WORRIED business owners working in Gwent’s tourism and hospitality sectors have called for clarity from the Welsh Government on when tourism can get going again.

First Minister Mark Drakeford has recently said self-contained accommodation might be able to “open slightly” this summer, while economy minister Ken Skates said he would “like to see it happen”.

Now some business owners who are getting concerned for their livelihoods are calling for action rather than words.

Ian Moore, who has owned the Laundry Basket in Abergavenny for 14 years, says for the first time he faces the “real possibility of having to close”.

“Seventy per cent of my custom comes from tourism,” Mr Moore said. “I’ve lost more than £25,000 in a few months and the £10,000 business support package will not be enough to keep us going past August.

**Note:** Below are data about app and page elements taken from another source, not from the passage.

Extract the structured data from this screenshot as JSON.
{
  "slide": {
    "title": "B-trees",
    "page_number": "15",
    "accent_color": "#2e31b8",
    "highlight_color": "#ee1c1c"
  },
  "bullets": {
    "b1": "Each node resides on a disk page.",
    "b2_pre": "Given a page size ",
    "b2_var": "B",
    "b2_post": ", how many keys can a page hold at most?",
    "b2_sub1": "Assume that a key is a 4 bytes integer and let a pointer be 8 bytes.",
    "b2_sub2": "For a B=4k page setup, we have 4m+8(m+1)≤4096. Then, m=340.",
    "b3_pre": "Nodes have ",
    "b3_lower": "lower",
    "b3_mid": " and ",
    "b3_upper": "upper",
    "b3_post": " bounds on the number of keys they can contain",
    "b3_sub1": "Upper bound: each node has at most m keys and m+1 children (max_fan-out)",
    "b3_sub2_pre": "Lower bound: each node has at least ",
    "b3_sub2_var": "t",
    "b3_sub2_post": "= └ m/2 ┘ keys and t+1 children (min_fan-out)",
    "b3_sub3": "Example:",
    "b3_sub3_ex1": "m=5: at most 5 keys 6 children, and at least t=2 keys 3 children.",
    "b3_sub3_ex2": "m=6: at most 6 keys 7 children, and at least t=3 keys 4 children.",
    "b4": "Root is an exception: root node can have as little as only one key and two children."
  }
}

Free Press Series: Ian Moore, who owns The Laundry Basket on Station Road in AbergavennyIan Moore, who owns The Laundry Basket on Station Road in Abergavenny

“We have staff on furlough, but if this furlough stops we will need to open or receive extra help.

“I am worried that if we don’t open up or alternatively get further support, then we will have to start laying people off.”

Mr Moore says the problem isn’t just a lack of clarity and funding, but also that the “majority of people in Wales are scared”.

“Mr Drakeford is saying he might let local communities decide whether they want the tourism sectors to reopen,” he added, “we need better leadership than that.

“Next year the economy in Wales will be on its knees if we continue like this. We will see enormous unemployment and the sad thing is that it will have been unnecessary."

Eugenia Gardner, owner at the Crescent Guest House in Newport, said she feels she has not had any guidance from the Welsh Government.

“I feel that is wrong,” she said, “we need clarity now and soon it will become a very urgent situation.

Free Press Series: Malcolm (centre left) and Fiona Wilton (right) being awarded in the regional heats by Lord Elis-Thomas Deputy Minister for Tourism in Wales in 2019Malcolm (centre left) and Fiona Wilton (right) being awarded in the regional heats by Lord Elis-Thomas Deputy Minister for Tourism in Wales in 2019

“We’ve received the business support grant which is continuing to tide us over, but it will soon run out with bills to pay.

“I have been here for 22 years and this is by the far the most challenging situation I’ve faced.

“Luckily we don’t owe any money, but we will need more support very soon if we can’t open."

Fiona Wilton, who runs getaway accommodation business Monmouthshire Cottages in Catbrook, says she understands the “horrible conundrum” decision-makers face, but she has received no income since March while costs are higher than normal.

“We have had to buy double the bedding, cushions, and cleaning equipment – it is tremendously expensive.

“We are being careful to make sure that when we are able to open we are offering as safe a service as possible, but the problem is limited testing.

“It means that while I’m certain visitors won’t be in danger, my cleaners could be. How do I know I’m not letting an asymptomatic tourist in?”

Tony Hamilton of The Knoll guest house in Newport, said it “has been a blessing” they were asked to accept key workers.

“We received a letter from the Welsh Government requesting we continued to run, which has been huge for us,” he said.

“We’re just about breaking even because our kitchen and café remains closed and all events have been cancelled."

A spokesman for Visit Wales spoke on behalf of the Welsh Government, saying: “We hear what businesses are saying and are acutely aware of the challenges they are facing but we have to be guided by the medical and scientific advice to ensure restrictions are only lifted when it is safe to do so.

“It is also crucial the sector knows that together with other nations we are fiercely lobbying for additional financial support from the UK government. The next review point is on June 18.”